[(*) Editor’s note: See DC Comics Presents: Superman and Doctor Light: Reflections and Refractions.]
Kimiyo noticed other people were dressed as their favorite manga characters, and once more she felt out of place. Some were dressed as the many magical girl archetypes that populated the world of manga, while others were more monstrous in appearance, reflecting other genres.
I was foolish to wear this outfit here. Perhaps I have become too much of the professional and have lost much of what once was the more approachable Kimiyo. She smiled as she thought, I could have come in my Hikari role, and few would have noticed me. Even a brilliantly glowing woman would not attract much attention among such colorful crowds!
Before she could move, she found herself smothered in a crushing embrace by a younger girl in a costume and wig. “Yuki!” she said. “I am pleased to see you, but I little expected you to be out of one costume and into another!”
Yuki Tanobi began to chatter in her customary manner, and Kimiyo fought her own customary irritation. I thought Yuki was an improvement over her sister Yoko, she thought, but while I cannot fault the girl as a caregiver for the children, her incessantly perky manner is still grating to me.
“Dr. Hoshi, do you see my costume?” said Yuki. “I’m Sora! Mr. Hoshi asked me to be Sky Girl herself!”
Jiro approached as he took a brief break from his signing and led the kids forward to greet their mother. “Now, Kimiyo, do not scold Yuki. She was in her very proper and attractive sailor fuku uniform when she brought our little ones here. I implored her to fill in for one of my co-workers who was supposed to represent Sora today. She kindly agreed, and she has done a delightful job in the role.”
Yuki worked for a childcare agency, or babysitting service as Americans would call it. As a nanny, the young girl was a natural, and Yasu and Imako adored her. She and her co-workers normally wore the brightly decorated nautical-themed school uniforms or sailor fuku that were so common among school-age children. This practice had made the nannies of the Miyake Educational Group popular and had made the new business a success. Now, Yuki wore something entirely different.

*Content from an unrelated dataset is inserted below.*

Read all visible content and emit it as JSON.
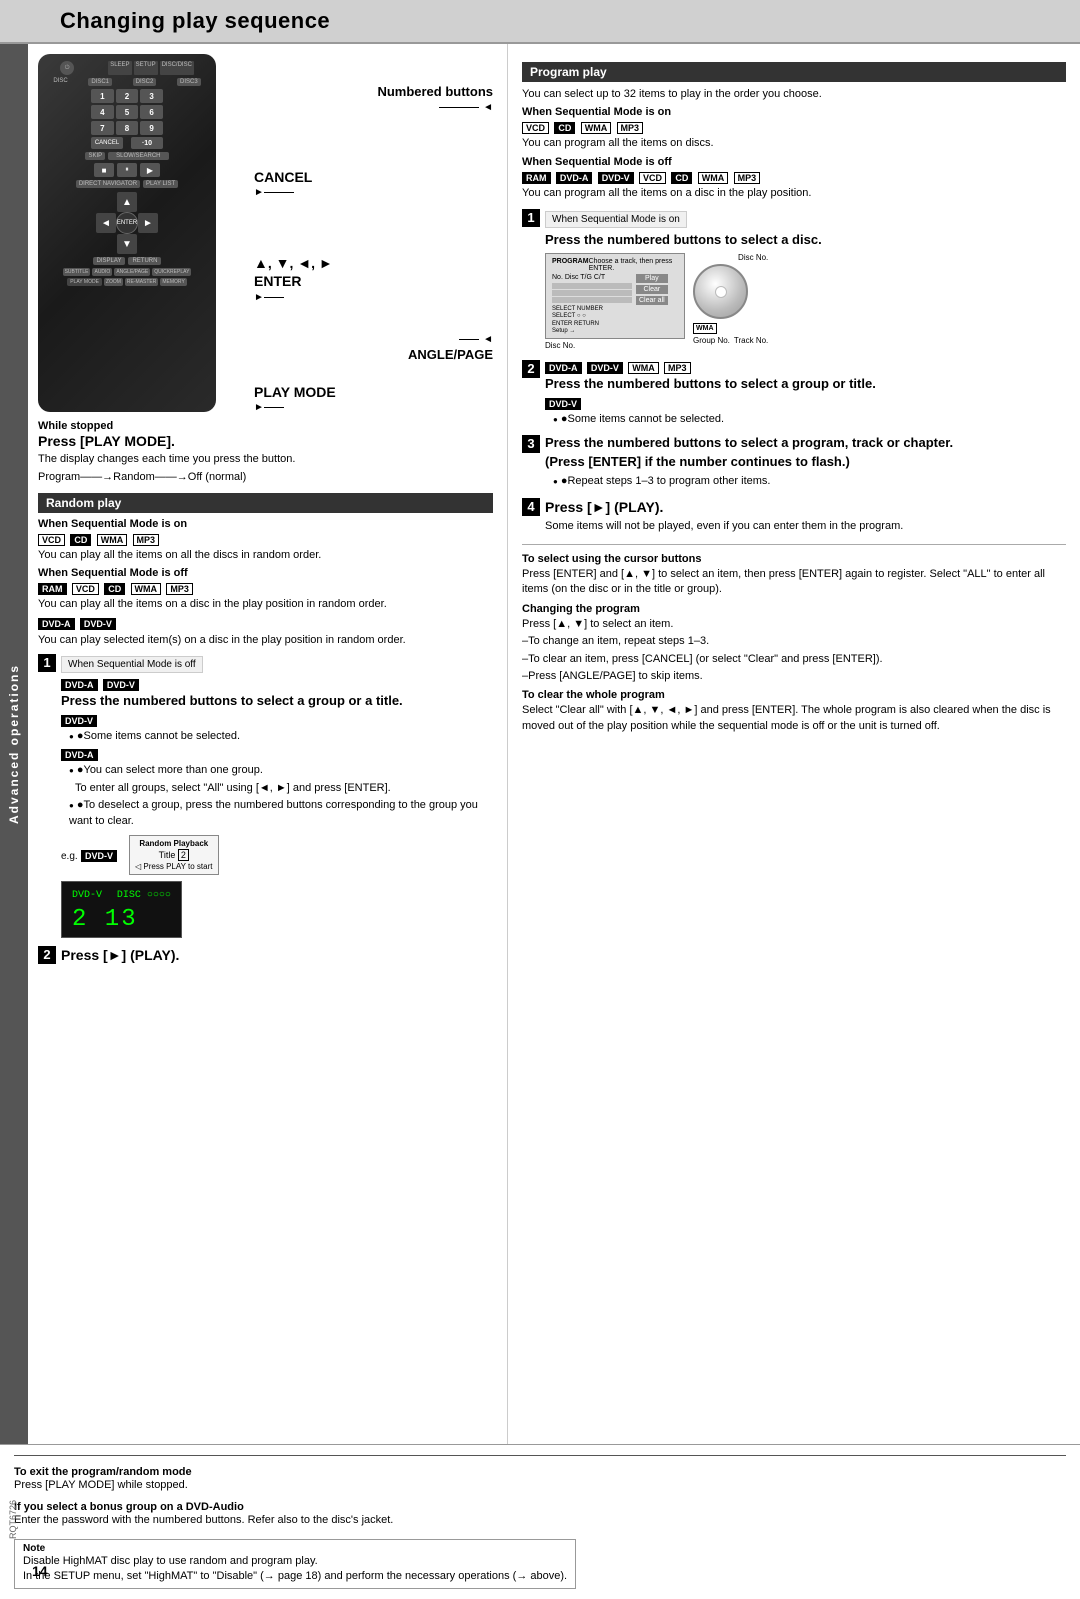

“My uniform is in the back room,” said Yuki. “Don’t you love my Sora look? The wig is awesome!”
She now wore a vivid blue wig with neatly trimmed bangs and a long back. Her costume consisted of an equally vivid blue shirt with a pleated skirt and matching boots. A short cape of white was swung over one shoulder.
“You look charming,” said Kimiyo. “Are you pleased with Yuki’s costume?”
Little Yasu chirped his approval and clasped his mother’s hand. “She is Sora!” he yelled. “She can fly and lift trains!”
Jiro grinned boyishly and said, “Sora is going to make us rich! I have negotiations in the works for her use in the anime as well.”
“I am pleased for you,” said Kimiyo. “You love your art, and that passion has led you to prosperity.”
Jiro nodded eagerly and said, “Thank you. Maybe even you will be proud of me someday.”
Kimiyo hesitated as the emotions behind his words washed over her. There was bitterness as well as a bit of regret and, perhaps, hope. He actually did care about her opinion.
But as she smiled distractedly, Kimiyo failed to realize that she was being watched from afar.
“The power within that one is nearly palpable. Prepare to secure the target now,” said a sinister woman who observed the convention through sophisticated scanners aboard a cloaked craft. Shadowy figures moved to instantly obey their cruel mistress.